Mood in Asian markets was slightly better after Wall Street closed Tuesday’s session in negative. Healthcare stocks outperformed in New York on fears that the spreading coronavirus would increase demand in pharmaceuticals.
Netflix posted strong earnings in the fourth quarter thanks to a surprise 8.8 million jump in subscriptions versus 7.6 million promised to investors. But the company released a timid forecast on subscriber growth this quarter amid intensifying competition in the live streaming industry with the spectacular launch of Apple TV and Disney+ end of last year.
Japanese stocks (+0.67%) recovered a part of yesterday’s losses, Hang Seng rebounded 1.22%, ASX 200 added 0.94%, while Shanghai’s Composite (+0.33%) followed with timid gains.
The yen weakened past the 110 mark against the US dollar, as gold retreated to $1550 per oz on improved sentiment.
The pound gained following better-than-expected wages data released yesterday. While the latest data showed that Britain’s jobs market held it together despite political uncertainties and Brexit shenanigans, traders have only one data in mind: Friday’s PMI release which is the first set of data referring to the post-election period. Both manufacturing and services PMI are expected to have improved in January. This expectation is what the pound traders will be building on until Friday, come what may.
FTSE (+0.33%) and DAX (+0.56%) futures point at a positive start in Europe following a mostly downbeat trading on Tuesday. Except for DAX which traded near all-time highs seen two years ago after the ZEW survey surprised greatly on the upside with a solid 26.7 read in January versus 15.0 expected by analysts and 10.7 printed a month earlier.

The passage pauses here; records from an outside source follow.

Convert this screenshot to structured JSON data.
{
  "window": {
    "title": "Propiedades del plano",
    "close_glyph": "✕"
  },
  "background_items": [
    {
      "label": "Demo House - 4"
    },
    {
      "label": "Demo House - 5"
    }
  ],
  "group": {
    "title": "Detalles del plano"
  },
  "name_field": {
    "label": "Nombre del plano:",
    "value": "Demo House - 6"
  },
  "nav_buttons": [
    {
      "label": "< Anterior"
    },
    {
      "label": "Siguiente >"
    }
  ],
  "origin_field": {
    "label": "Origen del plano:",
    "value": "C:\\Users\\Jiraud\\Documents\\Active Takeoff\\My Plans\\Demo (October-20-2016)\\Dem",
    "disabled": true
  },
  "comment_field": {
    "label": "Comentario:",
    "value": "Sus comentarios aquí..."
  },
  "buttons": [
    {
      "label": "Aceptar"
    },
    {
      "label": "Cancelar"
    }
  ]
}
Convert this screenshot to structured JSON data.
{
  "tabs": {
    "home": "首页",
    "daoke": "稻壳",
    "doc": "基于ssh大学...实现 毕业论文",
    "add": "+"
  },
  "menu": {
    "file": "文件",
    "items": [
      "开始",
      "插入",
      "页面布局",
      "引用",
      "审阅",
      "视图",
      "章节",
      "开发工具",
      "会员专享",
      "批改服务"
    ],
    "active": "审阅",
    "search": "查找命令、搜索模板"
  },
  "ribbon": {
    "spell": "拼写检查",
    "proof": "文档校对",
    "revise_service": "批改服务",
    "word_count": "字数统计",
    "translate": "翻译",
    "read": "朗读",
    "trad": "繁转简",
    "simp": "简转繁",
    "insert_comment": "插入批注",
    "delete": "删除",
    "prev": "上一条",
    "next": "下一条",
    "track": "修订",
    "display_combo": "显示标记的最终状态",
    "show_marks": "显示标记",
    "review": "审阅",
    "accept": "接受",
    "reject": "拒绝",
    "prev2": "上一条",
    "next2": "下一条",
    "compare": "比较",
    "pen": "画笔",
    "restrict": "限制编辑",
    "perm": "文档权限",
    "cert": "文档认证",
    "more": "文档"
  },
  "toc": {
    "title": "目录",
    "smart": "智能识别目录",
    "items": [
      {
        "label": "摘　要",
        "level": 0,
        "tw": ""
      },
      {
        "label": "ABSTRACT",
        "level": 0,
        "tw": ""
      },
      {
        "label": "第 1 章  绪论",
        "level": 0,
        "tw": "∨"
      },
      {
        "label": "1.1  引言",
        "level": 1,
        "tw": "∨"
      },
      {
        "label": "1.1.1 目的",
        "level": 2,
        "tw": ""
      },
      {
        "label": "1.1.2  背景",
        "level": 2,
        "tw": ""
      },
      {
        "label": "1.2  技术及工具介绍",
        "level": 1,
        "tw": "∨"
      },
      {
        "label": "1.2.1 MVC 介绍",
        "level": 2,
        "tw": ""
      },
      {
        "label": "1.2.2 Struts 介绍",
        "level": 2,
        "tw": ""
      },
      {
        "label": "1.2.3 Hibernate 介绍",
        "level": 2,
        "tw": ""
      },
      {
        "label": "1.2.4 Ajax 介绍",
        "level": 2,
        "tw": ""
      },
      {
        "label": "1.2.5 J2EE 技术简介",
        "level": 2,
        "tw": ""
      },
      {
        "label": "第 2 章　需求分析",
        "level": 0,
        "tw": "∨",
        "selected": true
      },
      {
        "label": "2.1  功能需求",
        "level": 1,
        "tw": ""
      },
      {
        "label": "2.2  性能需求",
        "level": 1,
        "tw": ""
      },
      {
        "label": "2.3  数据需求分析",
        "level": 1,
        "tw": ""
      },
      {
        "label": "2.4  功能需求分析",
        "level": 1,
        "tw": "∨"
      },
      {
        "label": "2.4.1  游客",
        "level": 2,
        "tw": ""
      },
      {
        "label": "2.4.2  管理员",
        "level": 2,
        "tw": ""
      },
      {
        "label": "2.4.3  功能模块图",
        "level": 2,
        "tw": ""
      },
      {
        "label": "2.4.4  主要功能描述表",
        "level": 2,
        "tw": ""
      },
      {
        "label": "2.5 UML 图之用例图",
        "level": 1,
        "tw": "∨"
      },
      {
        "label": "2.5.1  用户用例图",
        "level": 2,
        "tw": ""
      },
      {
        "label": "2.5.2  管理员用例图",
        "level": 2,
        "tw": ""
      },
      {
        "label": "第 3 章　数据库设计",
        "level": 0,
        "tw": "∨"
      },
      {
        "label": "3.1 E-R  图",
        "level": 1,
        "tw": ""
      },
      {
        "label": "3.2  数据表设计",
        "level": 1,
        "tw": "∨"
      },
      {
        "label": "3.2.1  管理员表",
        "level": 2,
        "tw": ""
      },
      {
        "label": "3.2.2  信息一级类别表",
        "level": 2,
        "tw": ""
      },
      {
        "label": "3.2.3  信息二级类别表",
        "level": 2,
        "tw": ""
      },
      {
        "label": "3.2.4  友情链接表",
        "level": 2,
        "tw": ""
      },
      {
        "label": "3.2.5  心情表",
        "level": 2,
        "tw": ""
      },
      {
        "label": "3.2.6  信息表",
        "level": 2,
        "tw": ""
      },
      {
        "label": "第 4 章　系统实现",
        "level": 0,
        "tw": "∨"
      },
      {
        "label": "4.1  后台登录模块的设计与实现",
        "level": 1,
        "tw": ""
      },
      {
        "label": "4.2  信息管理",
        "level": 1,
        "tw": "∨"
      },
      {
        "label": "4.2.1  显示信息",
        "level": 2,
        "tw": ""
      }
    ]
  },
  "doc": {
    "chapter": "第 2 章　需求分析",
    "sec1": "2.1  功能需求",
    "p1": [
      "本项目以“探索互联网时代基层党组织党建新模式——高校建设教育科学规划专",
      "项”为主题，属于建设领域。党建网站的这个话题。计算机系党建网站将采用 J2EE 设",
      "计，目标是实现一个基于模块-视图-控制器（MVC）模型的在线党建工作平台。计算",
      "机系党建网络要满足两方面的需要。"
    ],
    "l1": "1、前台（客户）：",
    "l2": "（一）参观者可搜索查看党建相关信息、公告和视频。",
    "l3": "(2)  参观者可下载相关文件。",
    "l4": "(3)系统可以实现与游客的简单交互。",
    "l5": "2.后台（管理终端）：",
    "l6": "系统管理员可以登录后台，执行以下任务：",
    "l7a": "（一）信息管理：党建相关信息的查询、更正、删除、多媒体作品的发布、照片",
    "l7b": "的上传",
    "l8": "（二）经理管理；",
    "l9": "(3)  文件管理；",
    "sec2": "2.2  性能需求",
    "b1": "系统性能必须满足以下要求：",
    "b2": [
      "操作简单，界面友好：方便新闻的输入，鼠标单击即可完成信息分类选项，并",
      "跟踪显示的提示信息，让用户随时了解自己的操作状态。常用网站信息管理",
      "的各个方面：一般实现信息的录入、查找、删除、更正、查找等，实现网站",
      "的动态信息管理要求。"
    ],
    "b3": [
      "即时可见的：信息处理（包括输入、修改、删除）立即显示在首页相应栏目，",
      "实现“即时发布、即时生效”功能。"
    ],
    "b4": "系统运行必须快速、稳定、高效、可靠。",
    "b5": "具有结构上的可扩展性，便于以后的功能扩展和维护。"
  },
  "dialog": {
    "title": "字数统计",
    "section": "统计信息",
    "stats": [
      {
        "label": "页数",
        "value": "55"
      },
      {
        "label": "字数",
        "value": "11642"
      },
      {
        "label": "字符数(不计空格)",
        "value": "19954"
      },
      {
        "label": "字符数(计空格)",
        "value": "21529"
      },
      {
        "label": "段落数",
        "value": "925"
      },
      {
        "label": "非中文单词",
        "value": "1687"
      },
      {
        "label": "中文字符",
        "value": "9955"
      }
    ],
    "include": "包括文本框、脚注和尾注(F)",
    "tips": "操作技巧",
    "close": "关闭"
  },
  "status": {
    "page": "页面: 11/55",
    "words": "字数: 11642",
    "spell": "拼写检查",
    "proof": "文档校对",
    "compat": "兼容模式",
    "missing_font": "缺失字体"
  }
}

But even strong ZEW surveys in Germany and Eurozone couldn’t lift the sentiment in euro. The EURUSD extended losses to 1.1077 in Asia. Support will likely be found near the 100-day moving average (1.1071) before Thursday’s European Central Bank (ECB) meeting, where Christine Lagarde is expected to paint a slightly better picture about the economic health of the union and turn down the doves.
WTI crude dipped below $58 a barrel, as concerns about the economic implications of the spreading coronavirus added to the IMF’s lower global growth outlook could easily outstrip the temporary supply shortages in Middle East and exercise an increased pressure to the downside.
Cheaper oil weighs on the Canadian dollar, which gained nearly 3% against the US dollar in December. The USDCAD now tests the 1.31 offers as the Bank of Canada (BoC) is preparing to leave its policy rate unchanged at 1.75% at today’s monetary policy meeting. Meanwhile, inflation in Canada is expected to have increased to 2.3% in December from 2.2 printed a month earlier. A solid inflation read could keep the BoC doves on the sidelines.
Elsewhere, investors act like Trump’s impeachment trial simply isn’t taking place. There is no interest whatsoever in what’s happening on that part of the business. Due today, the Chicago Fed activity index may show some weakness in December and limit the US dollar gains across the board.
By Ipek Ozkardeskaya